Rachel Hartman, Seraphina , Corgi Books, London, 2013, 978-0-552-56600-1
Reading Rachel Hartman’s Seraphina had me thinking about those ingredients of a story that appeal to me most, probably because her book pleased me so much. I really enjoy stories where people discover they have hidden talents or are finally able to reveal gifts that have long been kept secret, just like Seraphina, Hartman’s main character. And in so doing we share her joys and pleasures as well as her difficulties if not nightmares at having such gifts.
Another facet of Hartman’s book that pleased me is her exploration of the strange and how she weaves it into the story. Not a contrived strangeness trumped up for effect, but rather an unexpected shift in perspective similar to that born of creativity or humour. Who would think of wondering how a dragon would feel if trapped in a human body and the impact that could have on the uneasy cohabitation between humans and dragons?
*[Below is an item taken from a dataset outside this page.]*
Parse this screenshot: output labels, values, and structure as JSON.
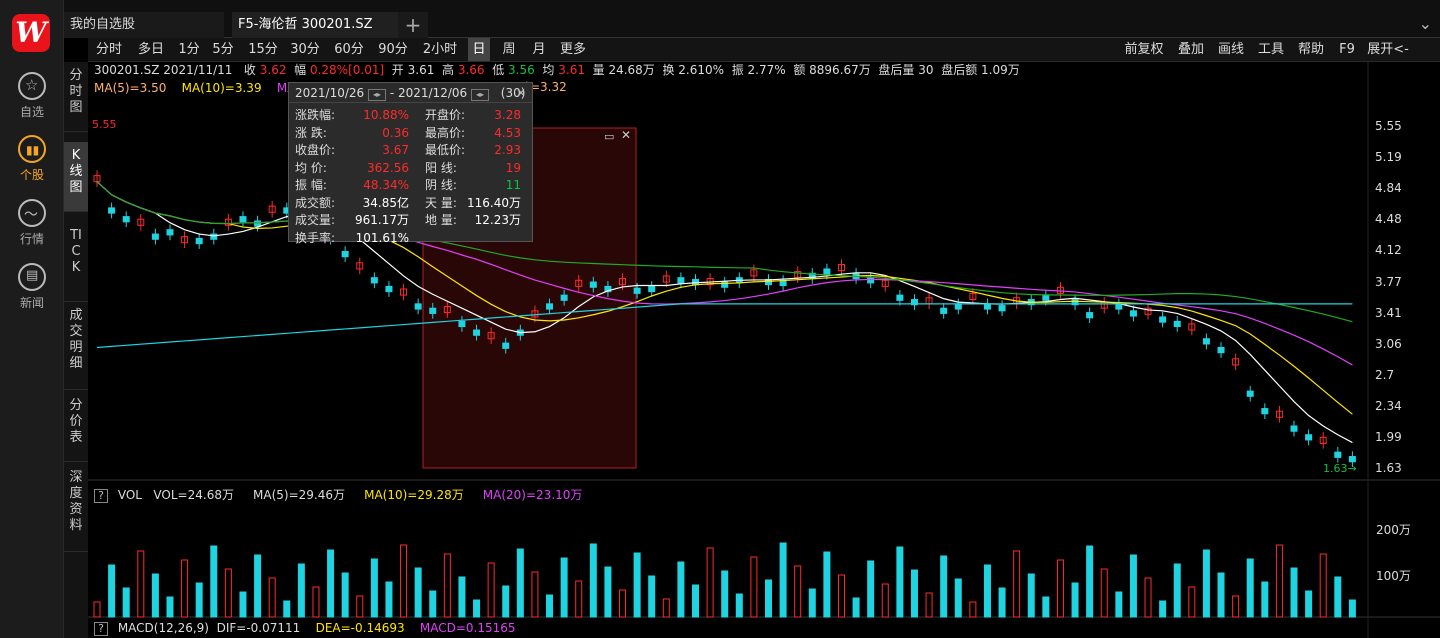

Like many stories that feed on suspense, Hartman’s book is driven forward by the constant threats that hang over Seraphina, but not to the extent that she wallows in unending pain and misery dragging down the reader with her. The author avoids having the reader cringe about what horrible plight will befall Seraphina next. Yet at the same time, the story is far from tame, which is often the fate of those that spare their main character the pain and suffering.
Perhaps the ingredient that delights me most in such a story is being privy to the blossoming love between two powerful but apparently unreconcilable characters, long before they are aware of the forces at play and then the delight when that love is finally perceived and shared by the two concerned. Succeeding such a progressive flourishing of love requires deft craftsmanship.
All in all, I immensely enjoyed this book and, although there were a few moments when my attention flagged, generally when the author grappled with introducing complex story elements, I can warmly recommend it.